I stopped paddling, felt my momentum against the current slack then disappear, and let the world slip backwards.
“What now?” I thought.
Three miles. Three miles up swift, ripply water just to watch the river narrow and twist through a tight channel, to stare at the dam plugged across it, to search in vain for an old trail, to crawl through a reed-choked marsh trying to reach a road that was too far. Three miles just to turn around and go back, to cover the same ground, to feel bitter.
I floated backward and looked at maps, trying to figure out some way forward, someway past the wall. The Ottawa splits into two channels, the northern one with a dam, the southern one with miles of whitewater with no good roads around either, but there’s a third route, the one natives used before Montrealers turned the fur trade into a heavily laden industry with thirty-six foot long canoes and three tons of cargo.
A string of ponds and streams up to Muskrat Lake, a long, thin basin that drains back in into the Ottawa forty miles upstream, far beyond the whitewater and dam.

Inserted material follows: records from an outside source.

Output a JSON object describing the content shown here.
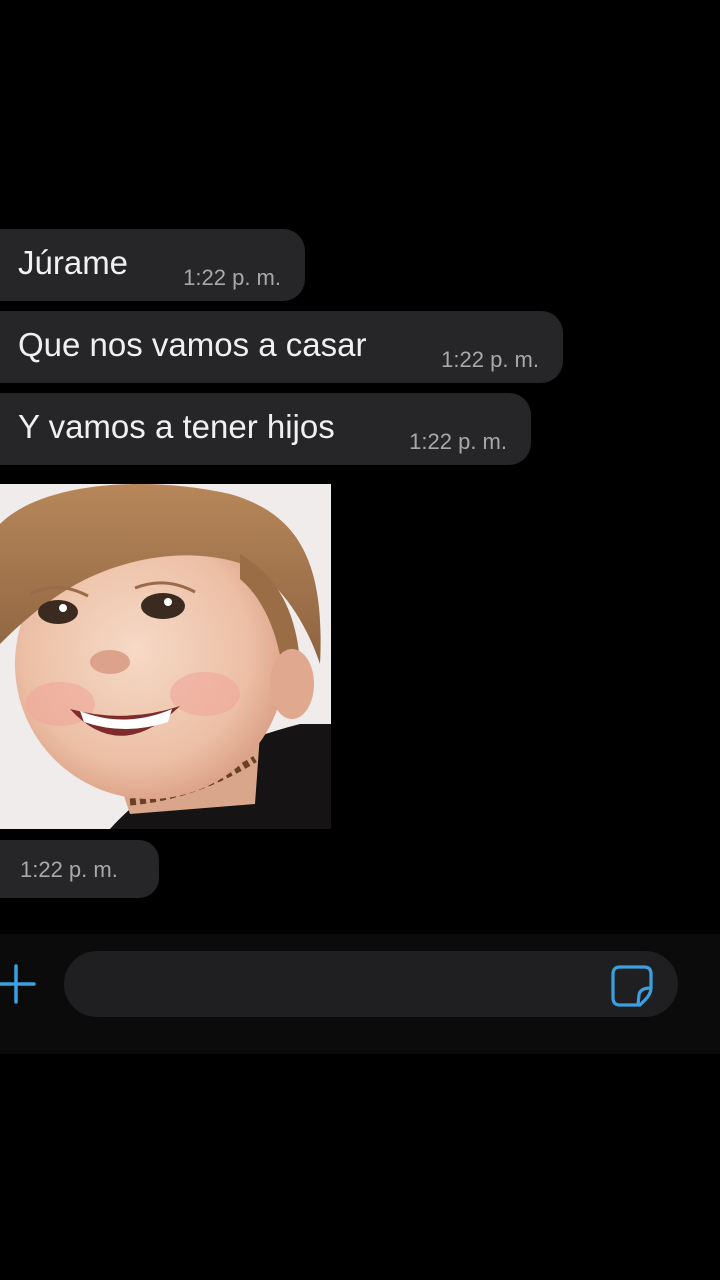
{
  "messages": [
    {
      "text": "Júrame",
      "time": "1:22 p. m."
    },
    {
      "text": "Que nos vamos a casar",
      "time": "1:22 p. m."
    },
    {
      "text": "Y vamos a tener hijos",
      "time": "1:22 p. m."
    }
  ],
  "photo_message": {
    "time": "1:22 p. m."
  },
  "composer": {
    "input_value": "",
    "icons": {
      "attach": "plus-icon",
      "sticker": "sticker-icon"
    },
    "accent_color": "#3b9fe0"
  }
}
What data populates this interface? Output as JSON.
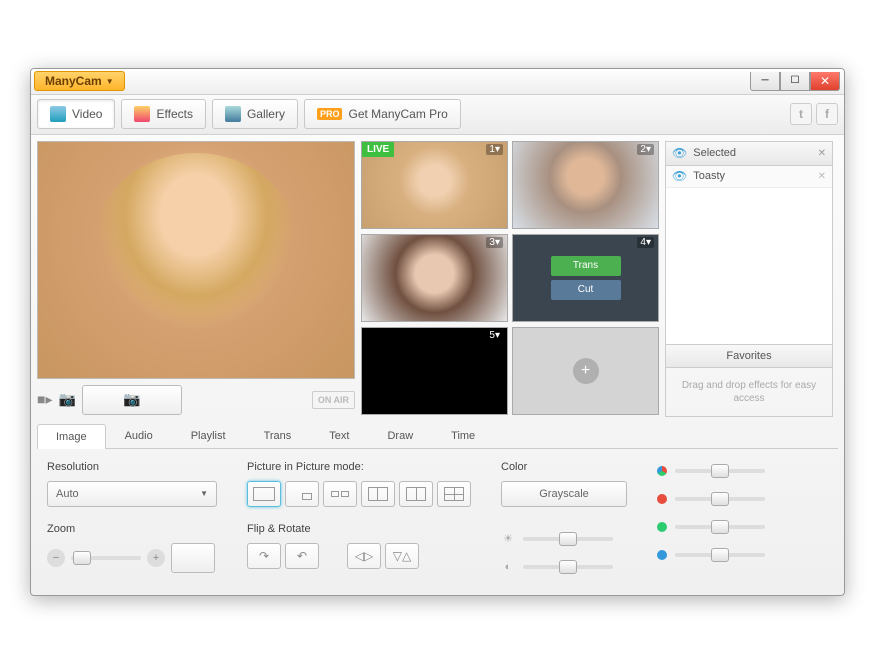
{
  "app": {
    "name": "ManyCam"
  },
  "toolbar": {
    "video": "Video",
    "effects": "Effects",
    "gallery": "Gallery",
    "pro_badge": "PRO",
    "get_pro": "Get ManyCam Pro"
  },
  "preview": {
    "onair": "ON AIR"
  },
  "tiles": {
    "live": "LIVE",
    "n1": "1▾",
    "n2": "2▾",
    "n3": "3▾",
    "n4": "4▾",
    "n5": "5▾",
    "trans": "Trans",
    "cut": "Cut"
  },
  "side": {
    "selected": "Selected",
    "effect1": "Toasty",
    "favorites": "Favorites",
    "fav_hint": "Drag and drop effects for easy access"
  },
  "tabs": {
    "image": "Image",
    "audio": "Audio",
    "playlist": "Playlist",
    "trans": "Trans",
    "text": "Text",
    "draw": "Draw",
    "time": "Time"
  },
  "settings": {
    "resolution_label": "Resolution",
    "resolution_value": "Auto",
    "zoom_label": "Zoom",
    "pip_label": "Picture in Picture mode:",
    "flip_label": "Flip & Rotate",
    "color_label": "Color",
    "grayscale": "Grayscale"
  }
}
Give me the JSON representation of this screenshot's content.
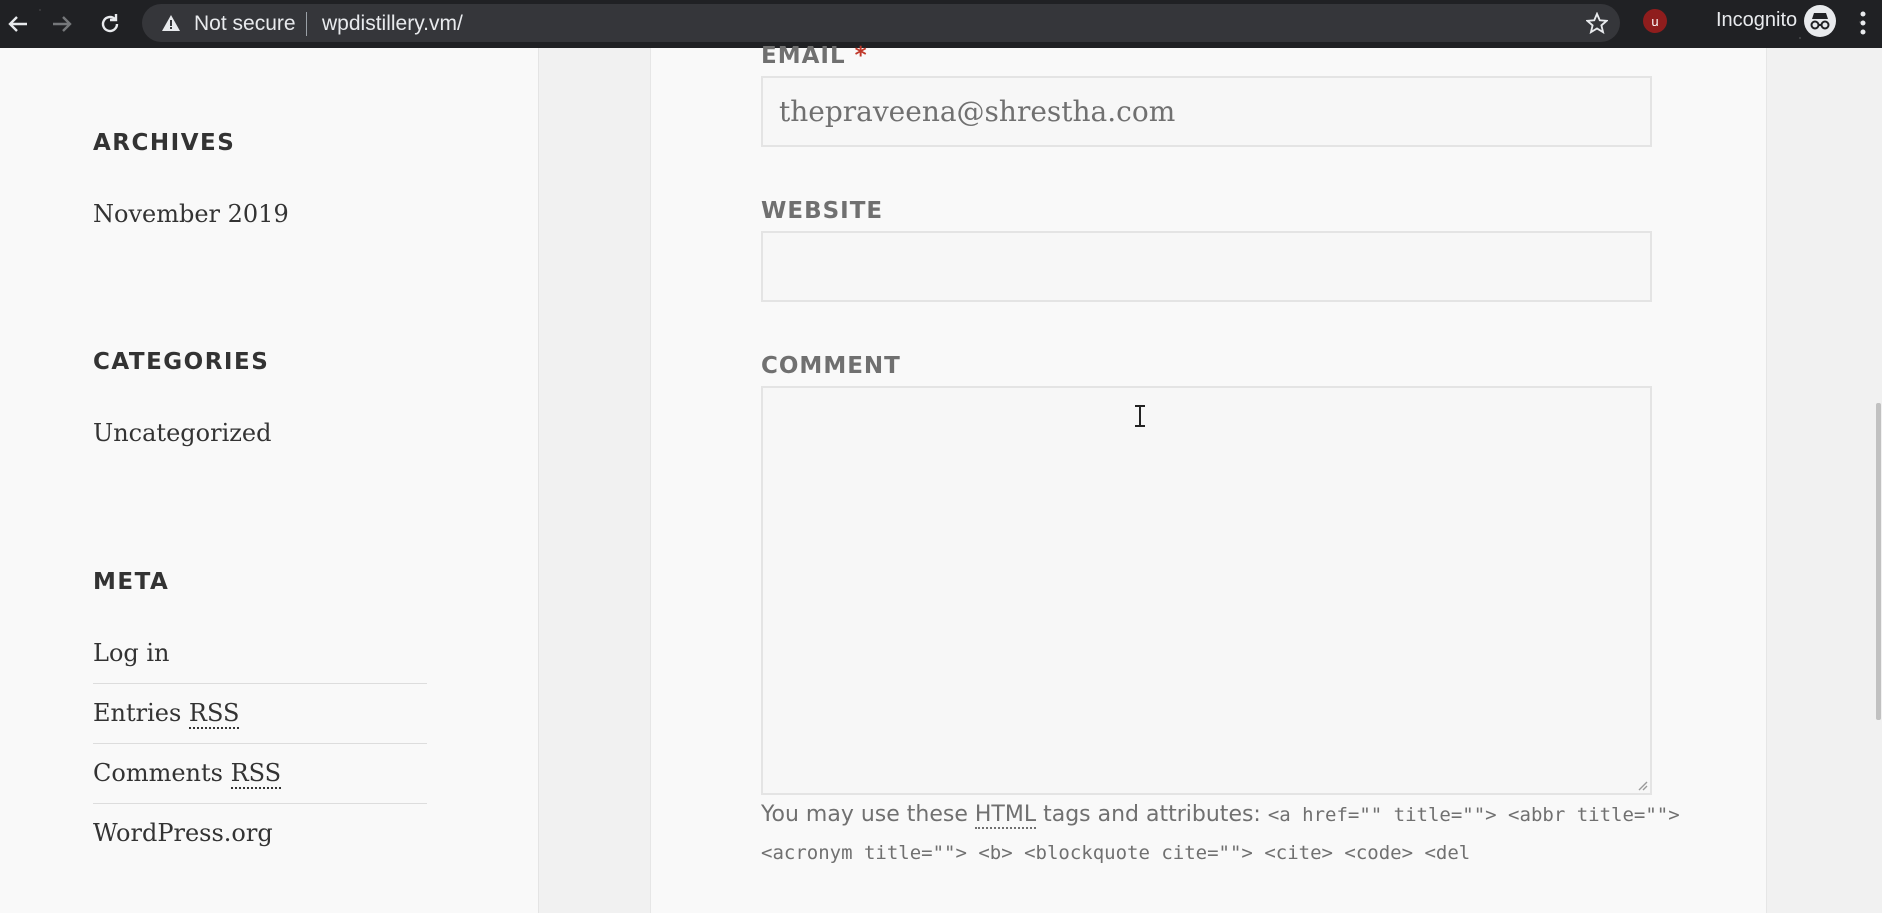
{
  "browser": {
    "security_label": "Not secure",
    "url": "wpdistillery.vm/",
    "incognito_label": "Incognito",
    "extension_badge": "u",
    "icons": [
      "back-icon",
      "forward-icon",
      "reload-icon",
      "warning-icon",
      "star-icon",
      "extension-icon",
      "incognito-icon",
      "menu-icon"
    ]
  },
  "sidebar": {
    "archives": {
      "title": "ARCHIVES",
      "items": [
        "November 2019"
      ]
    },
    "categories": {
      "title": "CATEGORIES",
      "items": [
        "Uncategorized"
      ]
    },
    "meta": {
      "title": "META",
      "login": "Log in",
      "entries_prefix": "Entries ",
      "comments_prefix": "Comments ",
      "rss_abbr": "RSS",
      "wordpress": "WordPress.org"
    }
  },
  "comment_form": {
    "email_label": "EMAIL",
    "required_mark": "*",
    "email_value": "thepraveena@shrestha.com",
    "website_label": "WEBSITE",
    "website_value": "",
    "comment_label": "COMMENT",
    "comment_value": "",
    "allowed_prefix": "You may use these ",
    "allowed_abbr": "HTML",
    "allowed_mid": " tags and attributes: ",
    "allowed_code": "<a href=\"\" title=\"\"> <abbr title=\"\"> <acronym title=\"\"> <b> <blockquote cite=\"\"> <cite> <code> <del"
  },
  "colors": {
    "toolbar_bg": "#202124",
    "omnibox_bg": "#35363a",
    "required": "#c0392b",
    "label_text": "#707070"
  }
}
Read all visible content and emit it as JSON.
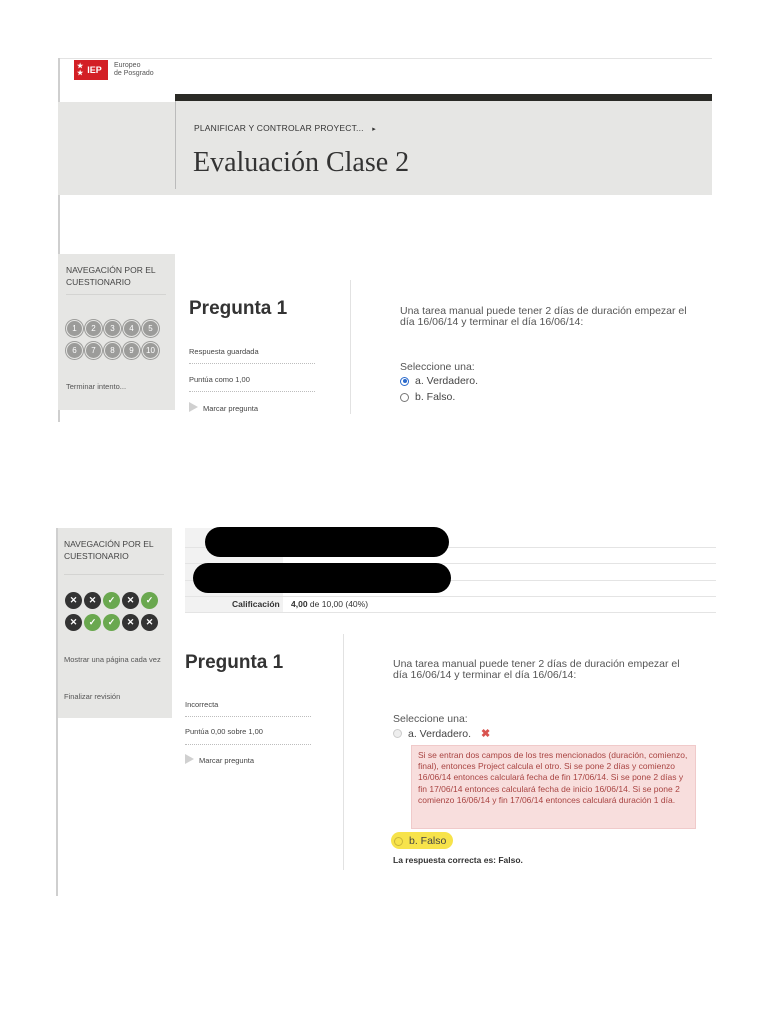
{
  "logo": {
    "abbr": "IEP",
    "line1": "Europeo",
    "line2": "de Posgrado"
  },
  "colors": {
    "brand_red": "#d31f25",
    "panel_gray": "#e6e6e4",
    "dark_bar": "#2a2a26",
    "correct_green": "#6aa84f",
    "wrong_dark": "#333333",
    "feedback_bg": "#f8dedd",
    "highlight": "#f7e34b",
    "radio_blue": "#2a6acc"
  },
  "header": {
    "breadcrumb": "PLANIFICAR Y CONTROLAR PROYECT...",
    "breadcrumb_arrow": "▸",
    "title": "Evaluación Clase 2"
  },
  "attempt": {
    "nav": {
      "title_line1": "NAVEGACIÓN POR EL",
      "title_line2": "CUESTIONARIO",
      "buttons": [
        "1",
        "2",
        "3",
        "4",
        "5",
        "6",
        "7",
        "8",
        "9",
        "10"
      ],
      "finish_link": "Terminar intento..."
    },
    "question": {
      "heading": "Pregunta 1",
      "status": "Respuesta guardada",
      "points": "Puntúa como 1,00",
      "flag_label": "Marcar pregunta",
      "text_line1": "Una tarea manual puede tener 2 días de duración empezar el",
      "text_line2": "día 16/06/14 y terminar el día 16/06/14:",
      "prompt": "Seleccione una:",
      "options": [
        "a. Verdadero.",
        "b. Falso."
      ],
      "selected": "a"
    }
  },
  "review": {
    "nav": {
      "title_line1": "NAVEGACIÓN POR EL",
      "title_line2": "CUESTIONARIO",
      "buttons_state": [
        "wrong",
        "wrong",
        "right",
        "wrong",
        "right",
        "wrong",
        "right",
        "right",
        "wrong",
        "wrong"
      ],
      "show_one_page": "Mostrar una página cada vez",
      "finish_review": "Finalizar revisión"
    },
    "summary": {
      "grade_label": "Calificación",
      "grade_value": "4,00",
      "grade_suffix": "de 10,00 (40%)"
    },
    "question": {
      "heading": "Pregunta 1",
      "status": "Incorrecta",
      "points": "Puntúa 0,00 sobre 1,00",
      "flag_label": "Marcar pregunta",
      "text_line1": "Una tarea manual puede tener 2 días de duración empezar el",
      "text_line2": "día 16/06/14 y terminar el día 16/06/14:",
      "prompt": "Seleccione una:",
      "option_a": "a. Verdadero.",
      "wrong_icon": "✖",
      "feedback": "Si se entran dos campos de los tres mencionados (duración, comienzo, final), entonces Project calcula el otro. Si se pone 2 días y comienzo 16/06/14 entonces calculará fecha de fin 17/06/14. Si se pone 2 días y fin 17/06/14 entonces calculará fecha de inicio 16/06/14. Si se pone 2 comienzo 16/06/14 y fin 17/06/14 entonces calculará duración 1 día.",
      "option_b": "b. Falso",
      "correct_answer": "La respuesta correcta es: Falso."
    }
  }
}
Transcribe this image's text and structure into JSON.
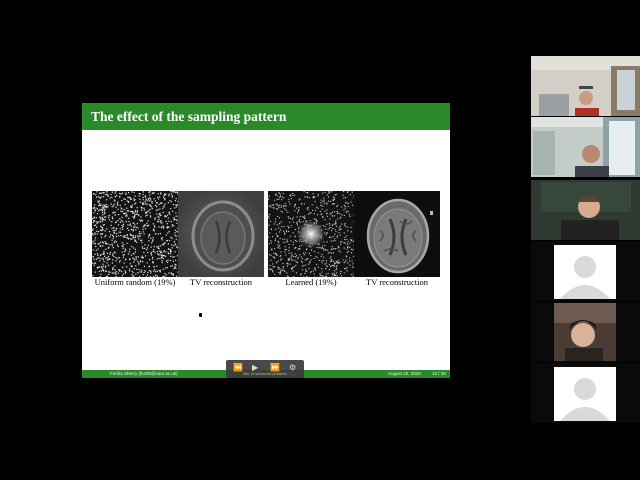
{
  "slide": {
    "title": "The effect of the sampling pattern",
    "captions": {
      "uniform": "Uniform random (19%)",
      "tv1": "TV reconstruction",
      "learned": "Learned (19%)",
      "tv2": "TV reconstruction"
    },
    "footer": {
      "author": "Ferdia Sherry (fs436@cam.ac.uk)",
      "topic": "Min. of nonconvex problems",
      "date": "August 25, 2020",
      "page": "13 / 38"
    }
  },
  "player": {
    "rewind_icon": "rewind-icon",
    "play_icon": "play-icon",
    "forward_icon": "fast-forward-icon",
    "settings_icon": "gear-icon"
  },
  "colors": {
    "header_green": "#2a8a2a",
    "background": "#000000",
    "slide_bg": "#ffffff",
    "placeholder_avatar": "#d9d9d9"
  }
}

The string of lakes and streams were behind me and looked nightmarish, but a ten-mile walk could get me to Muskrat Lake.
I thought of my feet blistering on the portage into Montreal, of popping them with a needle and wrapping them in duct tape, of how the straps of my sandals wore my skin raw in places, how I felt exhausted for days.
“You only have so many of these in you, you know,” I said.
Ten miles looks so small on a map. You can run a finger across it in a heartbeat. It looks easy until you’re in it, but it’s a way forward.
Maybe. Maybe not. The Muskrat River draining the far side of the lake could be anything from a stream to whitewater to a mud puddle, it’s only a blue line on the map, a lot to hang a ten-mile portage on.
I found an old boat ramp at the end of a long dirt road and sat down to eat dinner as the sun set. The air felt cool, the water still. A pair of guys pulled up in a pickup truck with a small boat in the back to test out a motor. I asked them about roads and what kind of traffic would be on them.
Dirt roads most of the way, they said. Almost no traffic.
They wished me luck and I watched them motor down the river. It’s always hard to leave the water and I knew I’d think about this moment for hours.
I slipped the cart underneath the hull, lifted the bow, and pulled down the road into the darkness to find a way around the wall.